Interestingly, although created specifically with women in mind, Pac-Man doesn’t do well on their gender demographic, with a 70:30 split in favour of males. Although this still means it had the third highest percentage of female tweeters across the ten games (beaten by Minecraft and Warcraft in first place, and Tekken in second), we would still have expected the split to be more even. Why it’s not is up for discussion.
Mario Kart delights young players
Now let’s turn to Mario Kart, which has seen the largest increase in Twitter mentions over the past three years (alongside Tekken which has shown a similar increase). The retro game has seen 13.4 billion Twitter impressions in the years measured, which means it beats some of the newer games including Overwatch (2.3 billion), Warcraft (2 billion) and Witcher (1 billion).
Since November 2015, Mario Kart has seen a minimum of 1.5 million potential impressions on Twitter every single day. Mario Kart hit a peak of 2.4 million potential impressions in January 2014, 12 million in January 2016, and had an impressive 1.48 billion potential impressions in 2016 overall. The Mushroom Kingdom-based game also had an average of 27,100 monthly searches on Google in 2017.
Interestingly, Mario Kart’s biggest audience weren’t even born when it was first released in 1992. In a reversal of the Pac-Man trend, Mario Kart’s largest user base on Twitter were aged 17 and below (34%) while its second largest were aged 35 and above (28%). Looking at gender, the game had a 73:27 split in favour of males, although this does still put it in fifth place in terms of gender equality across the ten games analysed.
The Future: Unlocked
With Mario Kart and Pac-Man commanding a collective total of 1.5 million tweets in the UK over the past three years, it’s clear that retro games still have a special place in the hearts (and Tweets) of avid gamers. Transcending generational boundaries and bringing families together, Mario Kart and Pac-Man continue to provide us with plenty of nostalgia-infused, action-filled entertainment.
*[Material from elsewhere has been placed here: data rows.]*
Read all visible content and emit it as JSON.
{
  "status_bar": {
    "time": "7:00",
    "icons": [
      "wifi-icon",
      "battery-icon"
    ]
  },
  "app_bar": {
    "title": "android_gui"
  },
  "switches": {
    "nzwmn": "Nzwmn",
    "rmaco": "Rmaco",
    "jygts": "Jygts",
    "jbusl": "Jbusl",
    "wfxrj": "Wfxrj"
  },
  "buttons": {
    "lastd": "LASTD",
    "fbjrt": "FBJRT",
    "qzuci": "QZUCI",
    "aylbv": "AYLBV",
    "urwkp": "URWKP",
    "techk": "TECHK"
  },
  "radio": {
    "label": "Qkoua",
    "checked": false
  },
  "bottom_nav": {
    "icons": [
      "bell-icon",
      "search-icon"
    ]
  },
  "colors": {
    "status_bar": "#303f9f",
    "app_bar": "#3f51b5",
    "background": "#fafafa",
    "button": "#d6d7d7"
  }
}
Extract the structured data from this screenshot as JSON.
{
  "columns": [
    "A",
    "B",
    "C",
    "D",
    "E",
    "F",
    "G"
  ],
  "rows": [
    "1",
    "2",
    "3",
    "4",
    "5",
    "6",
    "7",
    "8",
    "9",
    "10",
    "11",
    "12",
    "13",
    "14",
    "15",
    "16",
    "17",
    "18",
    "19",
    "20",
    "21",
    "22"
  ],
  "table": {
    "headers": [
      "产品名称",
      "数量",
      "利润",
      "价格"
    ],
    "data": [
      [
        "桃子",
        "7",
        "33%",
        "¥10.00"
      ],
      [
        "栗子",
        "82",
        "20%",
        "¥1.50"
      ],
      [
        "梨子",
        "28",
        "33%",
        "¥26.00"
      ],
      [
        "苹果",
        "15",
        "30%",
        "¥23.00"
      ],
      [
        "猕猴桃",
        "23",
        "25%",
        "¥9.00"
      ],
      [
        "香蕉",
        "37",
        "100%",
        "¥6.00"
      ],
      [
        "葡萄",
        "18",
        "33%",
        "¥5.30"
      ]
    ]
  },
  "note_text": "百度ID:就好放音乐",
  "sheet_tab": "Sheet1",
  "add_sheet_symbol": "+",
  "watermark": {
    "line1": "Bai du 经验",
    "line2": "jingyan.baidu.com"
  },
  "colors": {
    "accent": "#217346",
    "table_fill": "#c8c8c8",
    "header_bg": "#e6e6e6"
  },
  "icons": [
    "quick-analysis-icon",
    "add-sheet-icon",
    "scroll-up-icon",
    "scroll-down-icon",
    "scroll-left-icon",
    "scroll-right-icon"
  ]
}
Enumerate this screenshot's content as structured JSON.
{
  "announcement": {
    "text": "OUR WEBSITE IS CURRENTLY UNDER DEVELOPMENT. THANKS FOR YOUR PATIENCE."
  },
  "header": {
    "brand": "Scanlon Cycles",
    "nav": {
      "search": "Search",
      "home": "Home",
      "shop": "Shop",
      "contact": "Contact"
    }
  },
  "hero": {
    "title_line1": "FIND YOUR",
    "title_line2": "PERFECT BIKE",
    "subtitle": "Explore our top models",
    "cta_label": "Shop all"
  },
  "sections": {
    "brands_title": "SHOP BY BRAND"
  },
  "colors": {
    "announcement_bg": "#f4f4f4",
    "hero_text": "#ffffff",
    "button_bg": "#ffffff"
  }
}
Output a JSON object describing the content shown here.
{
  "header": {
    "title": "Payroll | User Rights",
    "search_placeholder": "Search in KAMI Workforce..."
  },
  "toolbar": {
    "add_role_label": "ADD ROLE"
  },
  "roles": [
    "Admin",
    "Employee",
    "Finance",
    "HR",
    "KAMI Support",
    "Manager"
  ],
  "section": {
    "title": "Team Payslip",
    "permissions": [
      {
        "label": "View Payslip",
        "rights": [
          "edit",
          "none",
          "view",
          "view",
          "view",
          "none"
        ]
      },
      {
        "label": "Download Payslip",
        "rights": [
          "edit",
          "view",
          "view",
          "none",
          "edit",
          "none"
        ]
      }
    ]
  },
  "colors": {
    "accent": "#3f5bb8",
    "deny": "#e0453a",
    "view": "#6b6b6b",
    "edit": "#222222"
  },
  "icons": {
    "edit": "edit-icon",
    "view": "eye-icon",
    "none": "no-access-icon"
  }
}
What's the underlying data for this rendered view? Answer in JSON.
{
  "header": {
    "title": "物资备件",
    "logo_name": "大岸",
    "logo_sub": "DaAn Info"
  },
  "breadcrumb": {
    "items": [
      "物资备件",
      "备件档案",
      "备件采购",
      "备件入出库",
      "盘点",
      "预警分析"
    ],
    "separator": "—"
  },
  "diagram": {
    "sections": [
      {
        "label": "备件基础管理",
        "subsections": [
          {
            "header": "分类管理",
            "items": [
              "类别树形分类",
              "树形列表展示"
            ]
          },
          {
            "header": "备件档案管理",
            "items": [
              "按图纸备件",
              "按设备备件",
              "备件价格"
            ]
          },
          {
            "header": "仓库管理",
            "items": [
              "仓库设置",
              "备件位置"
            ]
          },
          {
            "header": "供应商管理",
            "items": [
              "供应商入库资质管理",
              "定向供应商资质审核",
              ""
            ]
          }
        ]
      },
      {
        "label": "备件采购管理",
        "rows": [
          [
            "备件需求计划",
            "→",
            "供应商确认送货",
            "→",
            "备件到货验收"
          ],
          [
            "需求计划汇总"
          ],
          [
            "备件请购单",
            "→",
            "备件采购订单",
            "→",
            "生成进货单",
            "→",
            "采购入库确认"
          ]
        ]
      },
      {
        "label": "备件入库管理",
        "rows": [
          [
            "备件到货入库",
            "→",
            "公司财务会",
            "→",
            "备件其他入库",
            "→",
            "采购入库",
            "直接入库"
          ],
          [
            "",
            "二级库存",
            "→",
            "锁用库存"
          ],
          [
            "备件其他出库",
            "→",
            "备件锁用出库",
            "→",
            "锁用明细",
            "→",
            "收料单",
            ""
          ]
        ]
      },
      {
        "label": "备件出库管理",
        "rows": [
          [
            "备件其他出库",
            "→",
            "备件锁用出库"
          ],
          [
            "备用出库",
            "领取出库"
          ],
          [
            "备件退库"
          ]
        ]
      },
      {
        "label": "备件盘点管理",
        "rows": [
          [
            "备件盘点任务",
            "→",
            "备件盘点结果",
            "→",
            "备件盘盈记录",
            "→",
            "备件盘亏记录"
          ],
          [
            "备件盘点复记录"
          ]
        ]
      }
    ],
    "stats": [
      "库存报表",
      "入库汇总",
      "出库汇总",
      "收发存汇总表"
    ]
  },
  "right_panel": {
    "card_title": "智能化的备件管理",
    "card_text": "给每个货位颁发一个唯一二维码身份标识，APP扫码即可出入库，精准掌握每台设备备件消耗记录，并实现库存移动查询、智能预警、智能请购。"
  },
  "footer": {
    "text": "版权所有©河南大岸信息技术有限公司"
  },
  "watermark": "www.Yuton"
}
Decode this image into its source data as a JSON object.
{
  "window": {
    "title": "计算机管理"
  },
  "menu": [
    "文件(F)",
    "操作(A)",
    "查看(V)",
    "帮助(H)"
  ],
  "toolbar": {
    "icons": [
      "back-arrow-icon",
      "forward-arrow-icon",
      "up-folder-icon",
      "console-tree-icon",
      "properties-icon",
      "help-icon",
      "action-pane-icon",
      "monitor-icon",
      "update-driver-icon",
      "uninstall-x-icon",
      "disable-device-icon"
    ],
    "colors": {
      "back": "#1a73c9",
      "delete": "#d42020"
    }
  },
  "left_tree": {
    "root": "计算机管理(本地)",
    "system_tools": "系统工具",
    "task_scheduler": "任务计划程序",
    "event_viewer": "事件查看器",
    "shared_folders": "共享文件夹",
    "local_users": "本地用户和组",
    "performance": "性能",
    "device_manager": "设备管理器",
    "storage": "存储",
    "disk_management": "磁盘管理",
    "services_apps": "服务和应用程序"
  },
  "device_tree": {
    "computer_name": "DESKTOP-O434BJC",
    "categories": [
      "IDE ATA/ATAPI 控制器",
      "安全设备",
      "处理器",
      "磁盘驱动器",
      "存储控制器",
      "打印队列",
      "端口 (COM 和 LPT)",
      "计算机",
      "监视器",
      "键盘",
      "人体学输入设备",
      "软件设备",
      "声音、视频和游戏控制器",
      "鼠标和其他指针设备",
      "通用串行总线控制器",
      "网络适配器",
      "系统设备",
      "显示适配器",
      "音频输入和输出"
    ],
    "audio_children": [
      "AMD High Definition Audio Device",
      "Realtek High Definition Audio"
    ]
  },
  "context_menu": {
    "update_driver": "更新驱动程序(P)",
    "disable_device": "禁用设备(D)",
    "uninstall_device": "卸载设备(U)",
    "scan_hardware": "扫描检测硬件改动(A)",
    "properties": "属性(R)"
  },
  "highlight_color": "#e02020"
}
As the years go by and the gaming landscape inevitably evolves, data from Google, Twitter and YouGov would all suggest that retro games are here to stay for a good long while. And we couldn’t be happier.